When patients who had a heart attack were given vouchers to cover their co-payments for medication to prevent a recurrence, physicians were more likely to prescribe a more effective, branded drug and patients were more likely to continue taking the medication for a full year as recommended in treatment guidelines, researchers reported at the American College of Cardiology’s 67th Annual Scientific Session.
“The study met its primary endpoint of improving adherence to guideline-recommended therapy at one year,” said Tracy Wang, MD, MHS, MSc, associate professor of medicine at Duke University Medical School and lead author of the study. “When affordability was not an issue, physicians felt less restrained in their ability to choose medications, and patients were 16 percent less likely to prematurely stop taking the medication.”
The study found no significant differences between patient groups for the study’s co-primary endpoint, the combined rate of heart attack, stroke or death from any cause, Wang said.
Current guidelines recommend use of antiplatelet medication—specifically, drugs such as clopidogrel or ticagrelor—for at least a year following a heart attack. Previous studies suggested, however, that adherence to this treatment regimen begins to drop off after a few months, and by one year more than one-third of patients are no longer taking their medication. Other studies have suggested that cost is a major reason that some patients stop taking prescribed medications.
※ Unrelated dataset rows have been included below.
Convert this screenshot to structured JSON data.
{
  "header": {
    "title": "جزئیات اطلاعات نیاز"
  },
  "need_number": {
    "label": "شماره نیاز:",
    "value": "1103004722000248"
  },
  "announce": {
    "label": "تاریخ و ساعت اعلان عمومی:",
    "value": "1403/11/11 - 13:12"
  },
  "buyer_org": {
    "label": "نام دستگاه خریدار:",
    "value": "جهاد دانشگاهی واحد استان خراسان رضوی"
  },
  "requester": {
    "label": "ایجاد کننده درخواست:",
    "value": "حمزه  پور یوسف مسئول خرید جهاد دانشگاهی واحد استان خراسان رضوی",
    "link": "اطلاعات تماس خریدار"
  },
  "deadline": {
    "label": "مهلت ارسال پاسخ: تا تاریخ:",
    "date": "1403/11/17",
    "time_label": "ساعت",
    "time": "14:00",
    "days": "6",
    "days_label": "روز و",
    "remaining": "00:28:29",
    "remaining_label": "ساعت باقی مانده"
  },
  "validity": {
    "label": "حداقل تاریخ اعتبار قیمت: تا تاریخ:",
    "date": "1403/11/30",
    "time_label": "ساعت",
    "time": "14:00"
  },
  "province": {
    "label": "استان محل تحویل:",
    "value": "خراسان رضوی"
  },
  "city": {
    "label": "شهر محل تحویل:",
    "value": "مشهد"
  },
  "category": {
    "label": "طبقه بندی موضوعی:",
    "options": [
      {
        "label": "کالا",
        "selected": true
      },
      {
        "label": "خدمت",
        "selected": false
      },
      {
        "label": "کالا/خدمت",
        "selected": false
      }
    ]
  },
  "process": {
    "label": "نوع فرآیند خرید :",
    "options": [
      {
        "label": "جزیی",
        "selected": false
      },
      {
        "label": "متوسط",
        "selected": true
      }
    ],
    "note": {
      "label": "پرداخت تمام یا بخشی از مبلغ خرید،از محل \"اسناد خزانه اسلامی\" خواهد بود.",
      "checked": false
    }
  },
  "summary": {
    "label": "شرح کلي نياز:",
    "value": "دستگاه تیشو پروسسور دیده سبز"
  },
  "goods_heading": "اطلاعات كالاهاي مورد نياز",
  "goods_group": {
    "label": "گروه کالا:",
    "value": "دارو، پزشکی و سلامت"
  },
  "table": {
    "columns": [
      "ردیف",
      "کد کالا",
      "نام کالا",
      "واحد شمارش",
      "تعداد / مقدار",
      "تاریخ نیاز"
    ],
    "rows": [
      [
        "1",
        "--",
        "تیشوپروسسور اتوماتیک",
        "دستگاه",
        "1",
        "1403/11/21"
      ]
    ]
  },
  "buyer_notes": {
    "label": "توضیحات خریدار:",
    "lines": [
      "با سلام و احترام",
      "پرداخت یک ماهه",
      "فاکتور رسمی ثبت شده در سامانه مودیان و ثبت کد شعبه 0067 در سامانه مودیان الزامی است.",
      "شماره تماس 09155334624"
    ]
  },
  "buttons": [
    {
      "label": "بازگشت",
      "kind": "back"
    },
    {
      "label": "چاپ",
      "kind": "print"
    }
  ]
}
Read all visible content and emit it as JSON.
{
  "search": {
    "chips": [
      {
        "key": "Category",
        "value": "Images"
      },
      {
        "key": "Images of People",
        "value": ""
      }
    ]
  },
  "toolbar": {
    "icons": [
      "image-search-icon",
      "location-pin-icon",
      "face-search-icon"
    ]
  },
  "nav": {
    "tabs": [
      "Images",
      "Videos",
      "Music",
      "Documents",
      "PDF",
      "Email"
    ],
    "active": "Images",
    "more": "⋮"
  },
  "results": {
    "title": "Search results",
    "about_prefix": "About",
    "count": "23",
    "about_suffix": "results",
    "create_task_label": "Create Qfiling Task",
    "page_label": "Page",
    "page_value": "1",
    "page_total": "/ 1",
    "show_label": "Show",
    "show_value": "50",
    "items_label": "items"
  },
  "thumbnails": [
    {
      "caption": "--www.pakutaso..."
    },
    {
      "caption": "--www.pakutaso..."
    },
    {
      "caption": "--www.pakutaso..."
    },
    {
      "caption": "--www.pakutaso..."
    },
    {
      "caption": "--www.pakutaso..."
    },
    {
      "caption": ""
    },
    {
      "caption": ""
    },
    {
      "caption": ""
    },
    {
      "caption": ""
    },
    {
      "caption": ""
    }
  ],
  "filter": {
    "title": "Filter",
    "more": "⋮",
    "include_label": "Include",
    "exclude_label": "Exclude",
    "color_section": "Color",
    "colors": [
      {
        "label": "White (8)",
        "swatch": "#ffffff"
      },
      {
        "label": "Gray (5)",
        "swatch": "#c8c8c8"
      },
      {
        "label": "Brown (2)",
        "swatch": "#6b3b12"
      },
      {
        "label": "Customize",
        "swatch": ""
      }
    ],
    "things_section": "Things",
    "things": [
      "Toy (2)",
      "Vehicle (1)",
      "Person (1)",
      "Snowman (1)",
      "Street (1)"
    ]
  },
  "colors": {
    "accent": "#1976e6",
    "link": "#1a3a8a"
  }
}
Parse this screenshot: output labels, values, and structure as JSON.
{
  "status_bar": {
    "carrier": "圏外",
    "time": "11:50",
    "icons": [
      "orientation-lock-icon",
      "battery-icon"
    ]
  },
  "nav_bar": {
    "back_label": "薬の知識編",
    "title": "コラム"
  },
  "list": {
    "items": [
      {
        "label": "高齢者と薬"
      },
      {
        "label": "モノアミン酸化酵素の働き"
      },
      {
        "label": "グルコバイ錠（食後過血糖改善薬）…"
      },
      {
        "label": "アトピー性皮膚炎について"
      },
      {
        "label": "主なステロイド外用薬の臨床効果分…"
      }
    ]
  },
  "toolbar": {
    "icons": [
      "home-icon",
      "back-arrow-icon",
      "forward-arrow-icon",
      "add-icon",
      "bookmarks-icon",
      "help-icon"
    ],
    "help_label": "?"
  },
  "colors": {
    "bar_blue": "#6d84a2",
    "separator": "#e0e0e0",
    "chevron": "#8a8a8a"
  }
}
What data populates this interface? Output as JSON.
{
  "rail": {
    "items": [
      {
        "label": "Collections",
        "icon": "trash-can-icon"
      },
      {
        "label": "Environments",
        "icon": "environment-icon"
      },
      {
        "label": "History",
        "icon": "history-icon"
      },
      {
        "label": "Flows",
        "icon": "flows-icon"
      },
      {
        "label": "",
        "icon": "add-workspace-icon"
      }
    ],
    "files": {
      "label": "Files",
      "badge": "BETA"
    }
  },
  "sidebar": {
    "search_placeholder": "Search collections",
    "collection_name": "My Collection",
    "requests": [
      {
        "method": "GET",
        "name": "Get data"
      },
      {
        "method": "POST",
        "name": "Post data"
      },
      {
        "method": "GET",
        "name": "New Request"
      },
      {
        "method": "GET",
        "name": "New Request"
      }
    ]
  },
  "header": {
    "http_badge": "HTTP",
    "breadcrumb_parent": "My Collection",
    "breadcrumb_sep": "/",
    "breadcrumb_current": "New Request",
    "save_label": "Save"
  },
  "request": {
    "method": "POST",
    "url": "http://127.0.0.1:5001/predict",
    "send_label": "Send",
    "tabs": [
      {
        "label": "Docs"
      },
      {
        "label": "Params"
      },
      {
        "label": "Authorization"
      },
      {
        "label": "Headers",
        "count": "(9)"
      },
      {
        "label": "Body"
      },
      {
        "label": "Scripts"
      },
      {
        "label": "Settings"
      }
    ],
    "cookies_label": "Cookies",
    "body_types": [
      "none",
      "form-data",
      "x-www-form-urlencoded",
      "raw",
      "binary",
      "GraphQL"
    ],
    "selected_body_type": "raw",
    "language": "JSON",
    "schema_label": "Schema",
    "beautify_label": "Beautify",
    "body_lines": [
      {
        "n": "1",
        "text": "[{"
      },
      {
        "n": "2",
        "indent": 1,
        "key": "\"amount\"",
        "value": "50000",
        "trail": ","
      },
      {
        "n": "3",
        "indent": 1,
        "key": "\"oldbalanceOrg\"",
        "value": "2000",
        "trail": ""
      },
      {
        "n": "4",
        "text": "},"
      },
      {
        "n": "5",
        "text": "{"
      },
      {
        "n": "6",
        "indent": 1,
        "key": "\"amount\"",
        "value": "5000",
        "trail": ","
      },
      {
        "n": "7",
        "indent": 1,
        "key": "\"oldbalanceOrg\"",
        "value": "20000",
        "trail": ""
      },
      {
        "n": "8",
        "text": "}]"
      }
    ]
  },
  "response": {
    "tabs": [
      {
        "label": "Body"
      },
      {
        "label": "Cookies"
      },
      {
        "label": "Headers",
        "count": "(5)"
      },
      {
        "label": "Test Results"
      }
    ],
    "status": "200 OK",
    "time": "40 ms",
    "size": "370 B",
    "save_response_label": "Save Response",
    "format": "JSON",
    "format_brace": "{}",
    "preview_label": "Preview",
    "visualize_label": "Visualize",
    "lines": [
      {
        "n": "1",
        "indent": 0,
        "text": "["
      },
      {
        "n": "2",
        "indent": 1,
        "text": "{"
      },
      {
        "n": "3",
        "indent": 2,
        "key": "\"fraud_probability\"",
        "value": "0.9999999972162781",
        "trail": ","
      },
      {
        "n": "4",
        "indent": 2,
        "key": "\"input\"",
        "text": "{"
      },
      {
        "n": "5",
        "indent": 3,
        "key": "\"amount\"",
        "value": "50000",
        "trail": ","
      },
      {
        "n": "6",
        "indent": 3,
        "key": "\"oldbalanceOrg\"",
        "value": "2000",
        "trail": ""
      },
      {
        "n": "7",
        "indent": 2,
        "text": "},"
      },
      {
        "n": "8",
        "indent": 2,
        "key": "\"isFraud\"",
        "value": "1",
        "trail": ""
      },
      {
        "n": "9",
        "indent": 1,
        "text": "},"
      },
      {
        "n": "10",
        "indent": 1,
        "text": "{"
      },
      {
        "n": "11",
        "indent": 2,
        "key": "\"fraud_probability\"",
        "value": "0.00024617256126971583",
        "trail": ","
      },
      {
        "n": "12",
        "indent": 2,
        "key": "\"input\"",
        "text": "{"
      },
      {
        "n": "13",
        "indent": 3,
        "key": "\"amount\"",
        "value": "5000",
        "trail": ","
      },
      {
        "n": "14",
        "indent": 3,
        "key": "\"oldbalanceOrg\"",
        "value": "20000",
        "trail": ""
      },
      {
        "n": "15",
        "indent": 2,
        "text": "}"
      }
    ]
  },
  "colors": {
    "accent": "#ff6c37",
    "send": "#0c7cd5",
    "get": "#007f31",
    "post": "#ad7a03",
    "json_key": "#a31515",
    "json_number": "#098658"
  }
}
At least one previous study showed that treatment adherence improved when patients received their medications at no charge.
The current study, known as ARTEMIS, is the first large, prospective, multicenter trial to examine how co-payment vouchers affect patient adherence to recommended medical therapy, Wang said.
The trial enrolled 11,001 patients treated for a heart attack at one of 301 U.S. hospitals. All patients had health insurance; 64 percent had private insurance, 42 percent were on Medicare and 9 percent were on Medicaid. Seventeen percent reported previously not filling a prescription because of the medication’s cost.
Participating hospitals were randomly assigned to either the intervention or usual-care arm of the study. At all participating hospitals, doctors used their clinical judgment to decide whether to prescribe clopidogrel or ticagrelor for each patient. At the intervention hospitals, but not at the usual-care hospitals, patients received vouchers that waived the co-pay for their prescribed antiplatelet medication for one year.
Although clopidogrel is available as a generic medication, the newer and more potent antiplatelet agent ticagrelor is currently available only as a branded product. Many patients have higher out-of-pocket costs for the same supply of a brand-name drug versus the generic version.
The study’s co-primary endpoints were continued use of the prescribed antiplatelet drug at one year without a gap in use of 30 days or more and the combined rate of heart attack, stroke or death from any cause.
Because previous studies suggested that patients may report higher rates of treatment adherence than they actually achieve, the researchers validated patient reports by analyzing pharmacy records of the prescriptions filled by 8,360 patients and by periodically testing for blood levels of the medication in a subset of 944 patients.
Among patients who received vouchers, 87 percent reported taking their medication as prescribed, compared with 84 percent of the patients who received usual care. By contrast, the analysis of pharmacy records showed an adherence rate of 55 percent for the patients receiving vouchers compared with 46 percent for those receiving usual care. In the subset of patients who had their blood tested, 92 percent in the voucher group were adherent compared with 88 percent in the usual-care group. All of these differences were statistically significant, Wang said.
“While we know that patients often over-estimate their own adherence, I was surprised by the size of the discrepancy between patient reports and pharmacy fill records,” Wang said. “I suspect the ‘true’ answer is somewhere in between patient reports and pharmacy records, but both indicate that ensuring treatment adherence is still a huge problem.”
The study may have ended up with insufficient statistical power to identify a between-group difference for the co-primary endpoint, Wang said, as another surprising finding was that 28 percent of the patients who received vouchers chose not to use them. “We used vouchers to reduce co-payments because our patients were covered by multiple types of insurance and used a wide range of pharmacies and pharmacy benefit management services to obtain their medications,” she said. “But vouchers only provide the intended co-payment reduction if a patient chooses to or remembers to use it. Patients who never used the provided voucher had the highest rates of non-persistence and adverse clinical outcomes.”
Ultimately, co-payment reduction worked to improve medication prescription and use, Wang said.
“But our findings raise further questions about how best to deploy co-payment reduction to effectively improve clinical outcomes, as well as how to consider co-payment reduction strategies alongside other measures to improve patient adherence,” she said.
Wang and her colleagues said they hope to tease out answers to these questions through additional analysis of the study data.